SOURCE INFORMATION

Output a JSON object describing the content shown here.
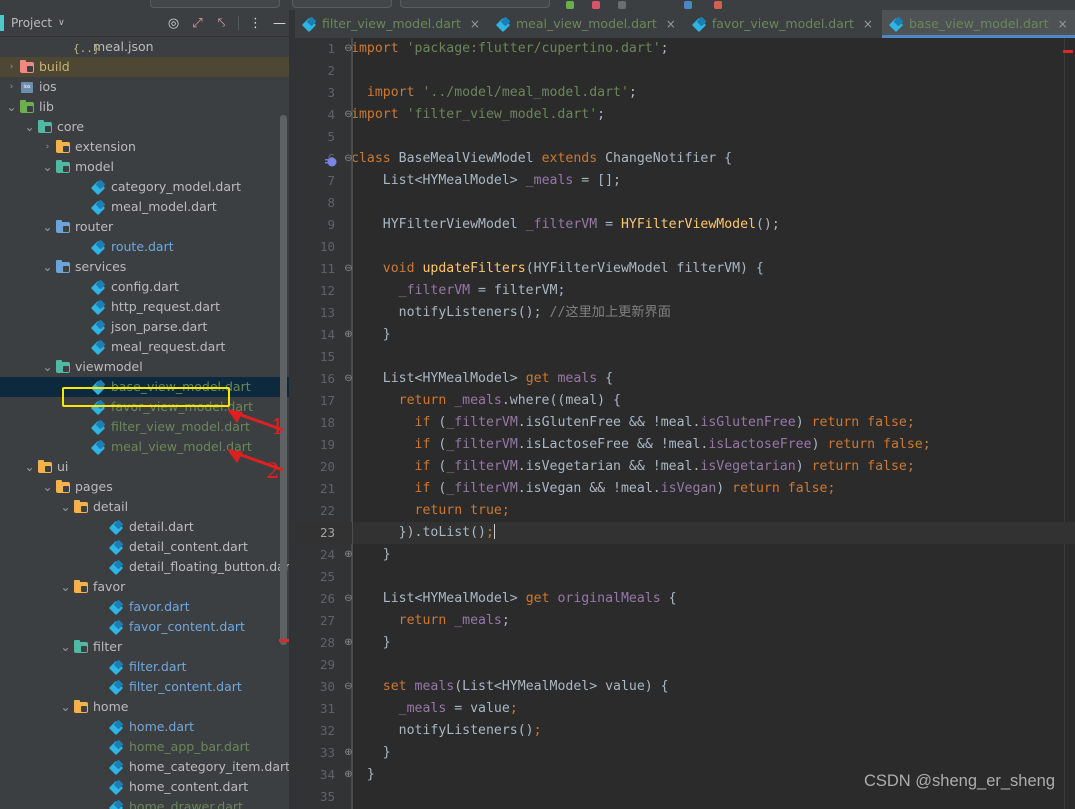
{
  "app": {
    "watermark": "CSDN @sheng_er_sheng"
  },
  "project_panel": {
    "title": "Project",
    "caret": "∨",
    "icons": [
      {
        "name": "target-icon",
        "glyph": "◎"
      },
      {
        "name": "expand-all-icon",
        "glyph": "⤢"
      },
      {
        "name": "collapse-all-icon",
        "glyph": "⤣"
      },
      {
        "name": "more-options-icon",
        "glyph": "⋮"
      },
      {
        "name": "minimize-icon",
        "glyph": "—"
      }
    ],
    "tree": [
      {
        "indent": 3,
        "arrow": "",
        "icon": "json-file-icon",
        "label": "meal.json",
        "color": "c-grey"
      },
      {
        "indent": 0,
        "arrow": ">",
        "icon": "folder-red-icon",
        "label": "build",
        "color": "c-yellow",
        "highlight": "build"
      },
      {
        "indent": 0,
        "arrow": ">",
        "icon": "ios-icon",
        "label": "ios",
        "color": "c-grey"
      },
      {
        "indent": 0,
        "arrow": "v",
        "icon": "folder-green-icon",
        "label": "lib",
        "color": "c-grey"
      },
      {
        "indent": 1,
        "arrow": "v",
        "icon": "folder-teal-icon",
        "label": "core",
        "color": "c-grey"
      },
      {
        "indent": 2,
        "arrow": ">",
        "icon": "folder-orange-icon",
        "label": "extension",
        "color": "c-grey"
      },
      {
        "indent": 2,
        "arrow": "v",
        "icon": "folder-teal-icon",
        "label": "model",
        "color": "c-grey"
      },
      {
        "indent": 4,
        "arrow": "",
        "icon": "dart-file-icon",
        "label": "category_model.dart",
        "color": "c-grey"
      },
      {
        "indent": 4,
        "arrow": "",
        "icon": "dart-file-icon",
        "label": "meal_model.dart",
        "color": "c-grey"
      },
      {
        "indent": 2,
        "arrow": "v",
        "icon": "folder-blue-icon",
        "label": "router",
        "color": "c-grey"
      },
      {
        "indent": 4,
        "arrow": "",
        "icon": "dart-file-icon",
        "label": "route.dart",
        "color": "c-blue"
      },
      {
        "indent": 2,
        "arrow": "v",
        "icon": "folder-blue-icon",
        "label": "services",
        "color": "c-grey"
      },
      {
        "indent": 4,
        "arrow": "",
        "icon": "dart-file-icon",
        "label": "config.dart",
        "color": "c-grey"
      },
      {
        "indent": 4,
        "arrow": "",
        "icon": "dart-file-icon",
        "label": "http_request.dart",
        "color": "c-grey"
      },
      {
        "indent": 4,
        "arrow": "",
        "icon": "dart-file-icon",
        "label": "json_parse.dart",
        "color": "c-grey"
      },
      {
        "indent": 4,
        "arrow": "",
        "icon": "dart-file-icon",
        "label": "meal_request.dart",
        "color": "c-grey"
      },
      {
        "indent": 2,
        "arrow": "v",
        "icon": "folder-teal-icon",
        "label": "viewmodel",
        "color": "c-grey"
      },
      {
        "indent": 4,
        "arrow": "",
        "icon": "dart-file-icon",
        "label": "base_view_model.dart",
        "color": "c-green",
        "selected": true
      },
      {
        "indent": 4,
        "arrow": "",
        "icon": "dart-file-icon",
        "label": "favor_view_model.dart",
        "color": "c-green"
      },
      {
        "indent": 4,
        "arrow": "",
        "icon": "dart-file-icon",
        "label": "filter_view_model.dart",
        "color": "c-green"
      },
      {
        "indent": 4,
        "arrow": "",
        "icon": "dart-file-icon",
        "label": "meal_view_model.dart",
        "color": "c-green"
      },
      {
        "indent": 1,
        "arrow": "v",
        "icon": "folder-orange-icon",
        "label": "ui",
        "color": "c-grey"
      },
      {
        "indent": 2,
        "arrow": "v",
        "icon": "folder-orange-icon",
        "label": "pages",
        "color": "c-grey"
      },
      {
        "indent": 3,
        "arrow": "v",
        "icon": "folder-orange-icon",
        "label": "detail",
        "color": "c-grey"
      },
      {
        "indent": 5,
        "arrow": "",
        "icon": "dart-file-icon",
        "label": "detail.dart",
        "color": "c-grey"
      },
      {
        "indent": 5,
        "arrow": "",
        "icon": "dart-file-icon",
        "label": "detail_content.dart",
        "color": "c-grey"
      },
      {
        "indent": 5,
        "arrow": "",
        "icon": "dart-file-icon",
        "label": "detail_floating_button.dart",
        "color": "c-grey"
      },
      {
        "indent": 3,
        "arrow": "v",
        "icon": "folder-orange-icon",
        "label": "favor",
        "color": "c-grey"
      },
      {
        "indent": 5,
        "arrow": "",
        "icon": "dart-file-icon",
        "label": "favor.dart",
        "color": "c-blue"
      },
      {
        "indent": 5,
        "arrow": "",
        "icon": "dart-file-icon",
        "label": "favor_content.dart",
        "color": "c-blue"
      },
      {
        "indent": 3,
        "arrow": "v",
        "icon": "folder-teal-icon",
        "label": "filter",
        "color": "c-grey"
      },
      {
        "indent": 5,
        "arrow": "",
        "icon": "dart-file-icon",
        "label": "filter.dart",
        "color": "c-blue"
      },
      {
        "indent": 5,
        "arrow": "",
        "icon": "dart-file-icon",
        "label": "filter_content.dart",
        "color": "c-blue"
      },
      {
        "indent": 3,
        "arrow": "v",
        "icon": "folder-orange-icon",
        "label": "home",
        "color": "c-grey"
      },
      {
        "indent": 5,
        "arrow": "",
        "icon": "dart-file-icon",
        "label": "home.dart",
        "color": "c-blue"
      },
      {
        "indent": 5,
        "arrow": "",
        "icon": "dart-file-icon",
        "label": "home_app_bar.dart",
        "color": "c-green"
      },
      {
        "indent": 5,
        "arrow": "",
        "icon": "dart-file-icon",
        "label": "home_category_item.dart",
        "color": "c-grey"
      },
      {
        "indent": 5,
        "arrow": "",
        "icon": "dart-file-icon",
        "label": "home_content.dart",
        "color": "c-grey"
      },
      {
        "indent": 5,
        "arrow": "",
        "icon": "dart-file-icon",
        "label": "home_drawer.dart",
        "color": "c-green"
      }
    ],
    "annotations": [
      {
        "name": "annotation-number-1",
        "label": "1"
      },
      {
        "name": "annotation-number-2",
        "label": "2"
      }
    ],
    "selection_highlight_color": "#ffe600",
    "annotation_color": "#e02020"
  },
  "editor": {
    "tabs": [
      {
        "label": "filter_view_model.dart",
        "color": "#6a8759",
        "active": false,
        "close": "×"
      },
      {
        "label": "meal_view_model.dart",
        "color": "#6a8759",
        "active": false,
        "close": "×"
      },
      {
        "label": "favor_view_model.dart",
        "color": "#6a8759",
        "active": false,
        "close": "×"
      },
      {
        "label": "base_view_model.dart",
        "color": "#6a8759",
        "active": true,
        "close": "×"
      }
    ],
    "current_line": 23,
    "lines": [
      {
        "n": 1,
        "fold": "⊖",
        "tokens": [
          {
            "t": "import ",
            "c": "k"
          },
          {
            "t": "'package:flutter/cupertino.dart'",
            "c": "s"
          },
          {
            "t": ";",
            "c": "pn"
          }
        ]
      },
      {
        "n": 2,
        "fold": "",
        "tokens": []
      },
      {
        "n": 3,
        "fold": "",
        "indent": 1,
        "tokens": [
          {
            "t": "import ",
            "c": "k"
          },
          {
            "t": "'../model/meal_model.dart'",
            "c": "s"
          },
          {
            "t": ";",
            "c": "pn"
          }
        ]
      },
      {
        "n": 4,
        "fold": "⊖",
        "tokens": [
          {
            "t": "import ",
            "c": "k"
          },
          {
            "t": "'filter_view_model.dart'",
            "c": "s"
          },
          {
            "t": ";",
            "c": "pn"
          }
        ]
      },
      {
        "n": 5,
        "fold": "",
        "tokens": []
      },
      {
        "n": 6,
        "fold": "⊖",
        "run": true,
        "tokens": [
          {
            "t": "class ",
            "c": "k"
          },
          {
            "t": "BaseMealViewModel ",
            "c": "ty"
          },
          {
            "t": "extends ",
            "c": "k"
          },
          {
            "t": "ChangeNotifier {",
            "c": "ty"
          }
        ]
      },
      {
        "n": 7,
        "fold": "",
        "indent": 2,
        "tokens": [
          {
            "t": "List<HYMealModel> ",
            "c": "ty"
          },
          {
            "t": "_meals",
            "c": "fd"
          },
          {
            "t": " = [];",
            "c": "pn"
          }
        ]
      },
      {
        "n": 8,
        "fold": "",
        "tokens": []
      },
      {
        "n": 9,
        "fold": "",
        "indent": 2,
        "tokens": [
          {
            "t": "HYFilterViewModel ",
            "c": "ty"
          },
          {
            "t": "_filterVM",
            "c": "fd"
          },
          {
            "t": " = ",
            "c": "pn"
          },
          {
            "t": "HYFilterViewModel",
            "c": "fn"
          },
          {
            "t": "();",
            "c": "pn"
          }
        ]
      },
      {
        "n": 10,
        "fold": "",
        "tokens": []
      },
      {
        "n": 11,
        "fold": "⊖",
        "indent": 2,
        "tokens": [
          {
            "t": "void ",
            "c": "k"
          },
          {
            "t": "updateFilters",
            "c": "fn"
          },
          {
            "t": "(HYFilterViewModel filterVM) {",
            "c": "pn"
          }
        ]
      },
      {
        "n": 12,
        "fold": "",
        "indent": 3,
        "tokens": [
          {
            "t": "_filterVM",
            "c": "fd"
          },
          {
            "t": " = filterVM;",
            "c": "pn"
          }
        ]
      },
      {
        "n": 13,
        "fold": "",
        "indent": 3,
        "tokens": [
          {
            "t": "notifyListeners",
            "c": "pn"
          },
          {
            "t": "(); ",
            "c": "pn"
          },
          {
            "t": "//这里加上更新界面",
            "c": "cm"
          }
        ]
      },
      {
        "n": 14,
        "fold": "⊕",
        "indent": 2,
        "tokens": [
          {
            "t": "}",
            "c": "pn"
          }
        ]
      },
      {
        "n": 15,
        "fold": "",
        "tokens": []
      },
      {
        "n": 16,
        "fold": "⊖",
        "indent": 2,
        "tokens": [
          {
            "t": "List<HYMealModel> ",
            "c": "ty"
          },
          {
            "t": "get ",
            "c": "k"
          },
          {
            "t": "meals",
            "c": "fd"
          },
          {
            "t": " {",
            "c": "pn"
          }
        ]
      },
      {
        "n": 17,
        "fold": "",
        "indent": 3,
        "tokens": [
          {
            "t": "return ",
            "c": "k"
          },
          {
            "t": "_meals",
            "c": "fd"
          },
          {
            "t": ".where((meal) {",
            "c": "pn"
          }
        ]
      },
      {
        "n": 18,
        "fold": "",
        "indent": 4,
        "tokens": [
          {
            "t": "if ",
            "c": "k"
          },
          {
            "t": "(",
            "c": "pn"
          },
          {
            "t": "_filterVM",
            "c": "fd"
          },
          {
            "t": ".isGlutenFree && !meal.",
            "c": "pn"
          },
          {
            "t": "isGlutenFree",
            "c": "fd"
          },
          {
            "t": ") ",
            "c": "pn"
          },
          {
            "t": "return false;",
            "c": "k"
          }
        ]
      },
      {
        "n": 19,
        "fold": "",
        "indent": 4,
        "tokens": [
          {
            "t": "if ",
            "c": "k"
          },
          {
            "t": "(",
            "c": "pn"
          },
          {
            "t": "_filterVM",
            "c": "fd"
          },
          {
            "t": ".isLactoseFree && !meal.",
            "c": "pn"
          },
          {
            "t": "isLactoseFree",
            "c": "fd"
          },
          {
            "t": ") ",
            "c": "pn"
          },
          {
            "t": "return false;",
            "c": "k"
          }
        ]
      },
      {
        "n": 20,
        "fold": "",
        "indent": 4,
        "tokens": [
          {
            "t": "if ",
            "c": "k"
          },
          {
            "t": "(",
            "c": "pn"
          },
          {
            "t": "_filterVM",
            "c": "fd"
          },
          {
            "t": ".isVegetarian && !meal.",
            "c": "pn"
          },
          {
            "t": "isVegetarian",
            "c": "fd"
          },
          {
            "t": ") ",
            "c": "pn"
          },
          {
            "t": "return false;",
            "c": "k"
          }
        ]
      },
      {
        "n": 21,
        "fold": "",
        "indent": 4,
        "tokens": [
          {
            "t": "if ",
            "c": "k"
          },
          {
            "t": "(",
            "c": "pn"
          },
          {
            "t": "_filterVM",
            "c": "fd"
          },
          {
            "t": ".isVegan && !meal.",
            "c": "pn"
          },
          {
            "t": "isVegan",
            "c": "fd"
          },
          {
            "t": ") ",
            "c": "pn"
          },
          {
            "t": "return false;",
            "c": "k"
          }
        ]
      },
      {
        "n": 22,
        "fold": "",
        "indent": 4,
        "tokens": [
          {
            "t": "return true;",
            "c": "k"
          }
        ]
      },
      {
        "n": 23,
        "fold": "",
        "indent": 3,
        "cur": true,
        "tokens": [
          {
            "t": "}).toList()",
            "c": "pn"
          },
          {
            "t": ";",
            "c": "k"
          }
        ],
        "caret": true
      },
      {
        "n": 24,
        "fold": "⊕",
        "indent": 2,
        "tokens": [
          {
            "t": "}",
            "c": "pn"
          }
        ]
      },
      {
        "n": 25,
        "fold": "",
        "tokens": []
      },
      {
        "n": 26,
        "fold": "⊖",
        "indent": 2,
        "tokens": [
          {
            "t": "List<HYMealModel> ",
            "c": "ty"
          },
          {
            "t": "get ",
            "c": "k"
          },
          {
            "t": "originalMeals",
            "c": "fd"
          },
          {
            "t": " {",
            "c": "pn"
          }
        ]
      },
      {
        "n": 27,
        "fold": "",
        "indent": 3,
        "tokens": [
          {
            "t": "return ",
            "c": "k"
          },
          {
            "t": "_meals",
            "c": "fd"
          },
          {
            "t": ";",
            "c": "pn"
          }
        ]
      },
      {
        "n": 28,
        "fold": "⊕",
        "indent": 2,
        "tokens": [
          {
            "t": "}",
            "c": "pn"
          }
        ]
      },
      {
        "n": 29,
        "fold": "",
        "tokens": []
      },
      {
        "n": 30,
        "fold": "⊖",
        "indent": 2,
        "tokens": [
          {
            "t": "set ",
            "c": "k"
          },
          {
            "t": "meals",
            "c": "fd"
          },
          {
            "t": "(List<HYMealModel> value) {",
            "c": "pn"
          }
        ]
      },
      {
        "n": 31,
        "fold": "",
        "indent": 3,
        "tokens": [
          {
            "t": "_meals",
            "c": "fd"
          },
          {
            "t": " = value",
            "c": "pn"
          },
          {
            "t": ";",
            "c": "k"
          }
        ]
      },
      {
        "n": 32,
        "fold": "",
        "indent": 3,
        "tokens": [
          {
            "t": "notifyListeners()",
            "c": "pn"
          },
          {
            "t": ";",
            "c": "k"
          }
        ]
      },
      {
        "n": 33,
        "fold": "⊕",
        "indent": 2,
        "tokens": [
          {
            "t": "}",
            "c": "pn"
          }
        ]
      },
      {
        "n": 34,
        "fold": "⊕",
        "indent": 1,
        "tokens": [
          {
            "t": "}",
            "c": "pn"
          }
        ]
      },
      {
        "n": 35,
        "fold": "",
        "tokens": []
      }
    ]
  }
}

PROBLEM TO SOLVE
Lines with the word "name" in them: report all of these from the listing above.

SOLUTION TO THIS TASK
        "name": "target-icon",
        "name": "expand-all-icon",
        "name": "collapse-all-icon",
        "name": "more-options-icon",
        "name": "minimize-icon",
        "name": "annotation-number-1",
        "name": "annotation-number-2",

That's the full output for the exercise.